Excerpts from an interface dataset
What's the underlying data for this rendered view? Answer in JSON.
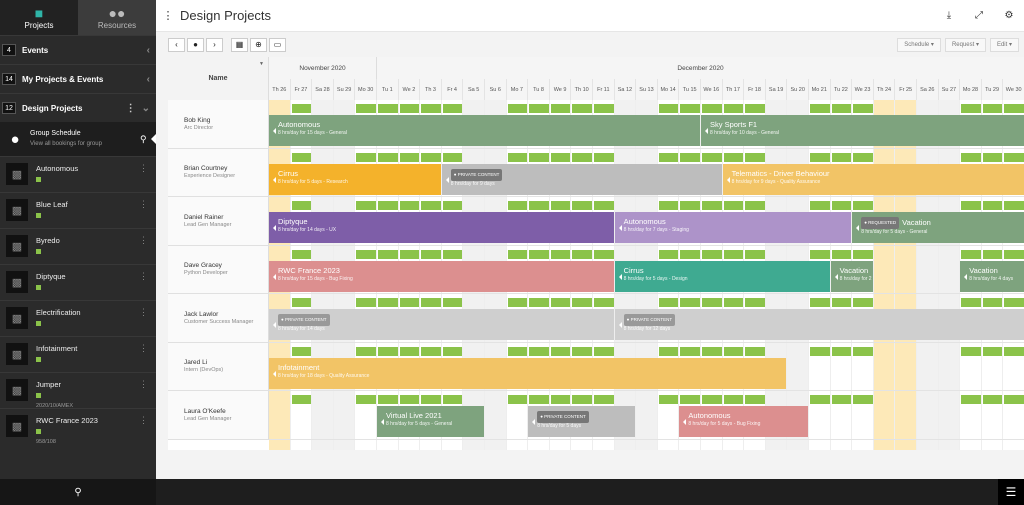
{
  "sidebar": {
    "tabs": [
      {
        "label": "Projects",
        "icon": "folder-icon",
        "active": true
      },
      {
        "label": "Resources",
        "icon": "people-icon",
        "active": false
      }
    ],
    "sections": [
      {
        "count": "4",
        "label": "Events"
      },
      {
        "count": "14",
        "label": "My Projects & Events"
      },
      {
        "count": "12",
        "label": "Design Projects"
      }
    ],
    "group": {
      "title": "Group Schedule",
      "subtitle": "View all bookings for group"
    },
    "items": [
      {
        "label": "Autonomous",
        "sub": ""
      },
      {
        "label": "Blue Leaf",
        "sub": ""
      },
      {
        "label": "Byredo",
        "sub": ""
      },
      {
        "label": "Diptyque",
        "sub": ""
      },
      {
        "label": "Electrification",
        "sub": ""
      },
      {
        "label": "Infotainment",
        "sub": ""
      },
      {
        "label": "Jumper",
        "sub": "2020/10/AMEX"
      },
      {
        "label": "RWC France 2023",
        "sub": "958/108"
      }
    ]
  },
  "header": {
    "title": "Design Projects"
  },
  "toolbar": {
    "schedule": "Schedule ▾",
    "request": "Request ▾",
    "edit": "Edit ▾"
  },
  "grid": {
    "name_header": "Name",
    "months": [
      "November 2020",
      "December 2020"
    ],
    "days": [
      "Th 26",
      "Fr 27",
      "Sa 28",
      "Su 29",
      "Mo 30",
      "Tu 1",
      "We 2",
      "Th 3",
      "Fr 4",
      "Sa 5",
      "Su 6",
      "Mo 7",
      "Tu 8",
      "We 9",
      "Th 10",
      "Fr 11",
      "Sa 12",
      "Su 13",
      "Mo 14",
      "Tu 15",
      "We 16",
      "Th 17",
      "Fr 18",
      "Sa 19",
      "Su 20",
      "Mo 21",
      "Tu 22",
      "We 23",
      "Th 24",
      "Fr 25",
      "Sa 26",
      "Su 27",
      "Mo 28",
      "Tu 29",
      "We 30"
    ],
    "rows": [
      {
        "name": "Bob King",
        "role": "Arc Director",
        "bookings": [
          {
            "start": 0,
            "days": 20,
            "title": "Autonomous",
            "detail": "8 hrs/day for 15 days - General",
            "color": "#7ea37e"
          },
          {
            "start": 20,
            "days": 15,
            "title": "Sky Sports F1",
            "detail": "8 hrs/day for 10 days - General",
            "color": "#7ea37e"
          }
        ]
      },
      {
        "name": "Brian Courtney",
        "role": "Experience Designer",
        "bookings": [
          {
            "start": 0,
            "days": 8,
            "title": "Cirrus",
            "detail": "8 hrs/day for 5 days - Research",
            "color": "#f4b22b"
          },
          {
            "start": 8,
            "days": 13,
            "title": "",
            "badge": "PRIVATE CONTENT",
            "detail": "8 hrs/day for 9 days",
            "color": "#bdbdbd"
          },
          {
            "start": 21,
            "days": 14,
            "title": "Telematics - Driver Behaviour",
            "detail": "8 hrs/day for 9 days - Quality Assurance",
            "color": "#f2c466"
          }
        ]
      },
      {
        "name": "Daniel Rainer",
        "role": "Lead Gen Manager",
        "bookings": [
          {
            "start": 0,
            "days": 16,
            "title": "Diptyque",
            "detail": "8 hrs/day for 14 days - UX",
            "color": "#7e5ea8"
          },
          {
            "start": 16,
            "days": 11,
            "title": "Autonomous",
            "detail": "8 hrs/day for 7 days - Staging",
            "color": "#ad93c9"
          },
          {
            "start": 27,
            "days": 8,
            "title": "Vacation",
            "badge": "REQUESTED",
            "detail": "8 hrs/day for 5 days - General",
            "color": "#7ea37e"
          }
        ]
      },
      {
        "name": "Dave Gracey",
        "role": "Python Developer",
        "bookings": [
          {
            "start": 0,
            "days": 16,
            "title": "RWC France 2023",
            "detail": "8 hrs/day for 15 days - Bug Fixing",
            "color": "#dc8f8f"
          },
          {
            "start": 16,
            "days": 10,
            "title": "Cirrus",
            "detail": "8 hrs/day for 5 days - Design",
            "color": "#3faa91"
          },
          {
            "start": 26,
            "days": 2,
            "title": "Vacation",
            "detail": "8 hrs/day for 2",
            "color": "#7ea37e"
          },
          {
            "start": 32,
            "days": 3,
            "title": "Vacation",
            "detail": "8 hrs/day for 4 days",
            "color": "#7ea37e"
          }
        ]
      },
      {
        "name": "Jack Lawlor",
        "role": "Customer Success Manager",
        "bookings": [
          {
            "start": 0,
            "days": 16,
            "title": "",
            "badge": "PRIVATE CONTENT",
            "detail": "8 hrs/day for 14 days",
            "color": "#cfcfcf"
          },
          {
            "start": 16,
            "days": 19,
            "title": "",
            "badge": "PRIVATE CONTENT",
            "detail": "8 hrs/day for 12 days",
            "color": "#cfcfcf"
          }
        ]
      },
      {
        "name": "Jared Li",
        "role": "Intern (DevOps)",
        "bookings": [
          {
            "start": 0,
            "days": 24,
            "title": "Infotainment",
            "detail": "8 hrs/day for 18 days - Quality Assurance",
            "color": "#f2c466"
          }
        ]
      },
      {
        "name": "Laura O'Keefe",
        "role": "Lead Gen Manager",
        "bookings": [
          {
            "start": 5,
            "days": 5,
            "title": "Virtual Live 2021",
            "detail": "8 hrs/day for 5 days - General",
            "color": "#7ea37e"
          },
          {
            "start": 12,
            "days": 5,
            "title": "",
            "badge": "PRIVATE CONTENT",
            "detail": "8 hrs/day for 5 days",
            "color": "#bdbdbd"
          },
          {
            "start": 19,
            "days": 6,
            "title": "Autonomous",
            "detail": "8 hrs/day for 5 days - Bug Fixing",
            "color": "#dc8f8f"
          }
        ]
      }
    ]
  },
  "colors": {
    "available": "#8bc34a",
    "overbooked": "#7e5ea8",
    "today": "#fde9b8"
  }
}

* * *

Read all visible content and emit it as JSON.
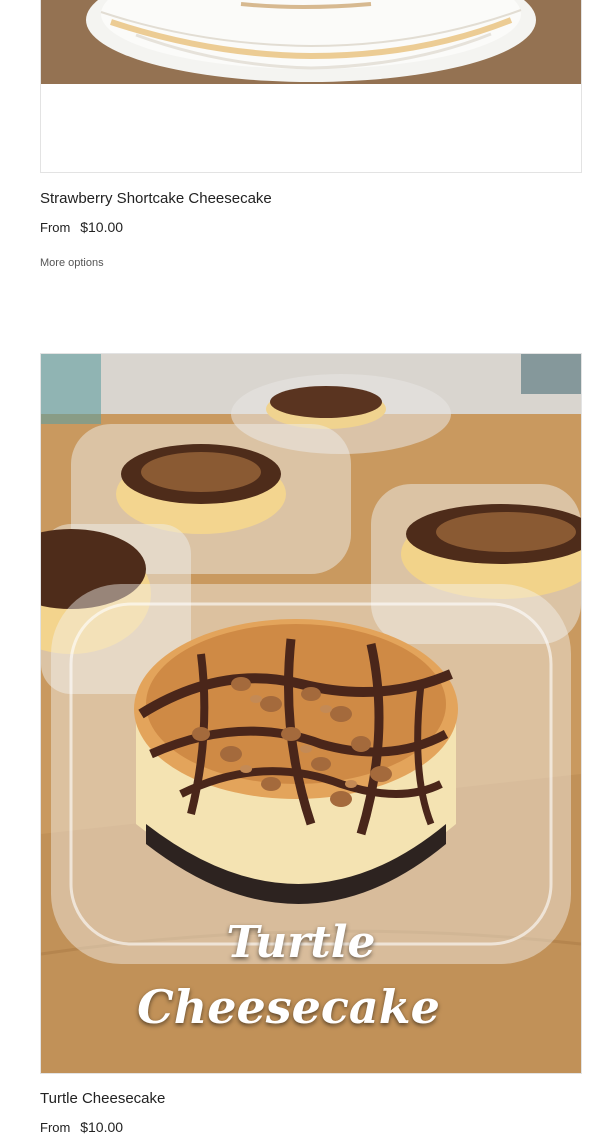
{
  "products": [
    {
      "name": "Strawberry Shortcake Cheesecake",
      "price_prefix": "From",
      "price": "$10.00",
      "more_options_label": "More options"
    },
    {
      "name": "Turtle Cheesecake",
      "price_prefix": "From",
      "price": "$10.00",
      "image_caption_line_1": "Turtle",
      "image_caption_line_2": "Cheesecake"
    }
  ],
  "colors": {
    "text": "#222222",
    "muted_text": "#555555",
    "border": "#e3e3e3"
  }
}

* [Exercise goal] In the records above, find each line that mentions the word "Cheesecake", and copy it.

* [Task response]
      "name": "Strawberry Shortcake Cheesecake",
      "name": "Turtle Cheesecake",
      "image_caption_line_2": "Cheesecake"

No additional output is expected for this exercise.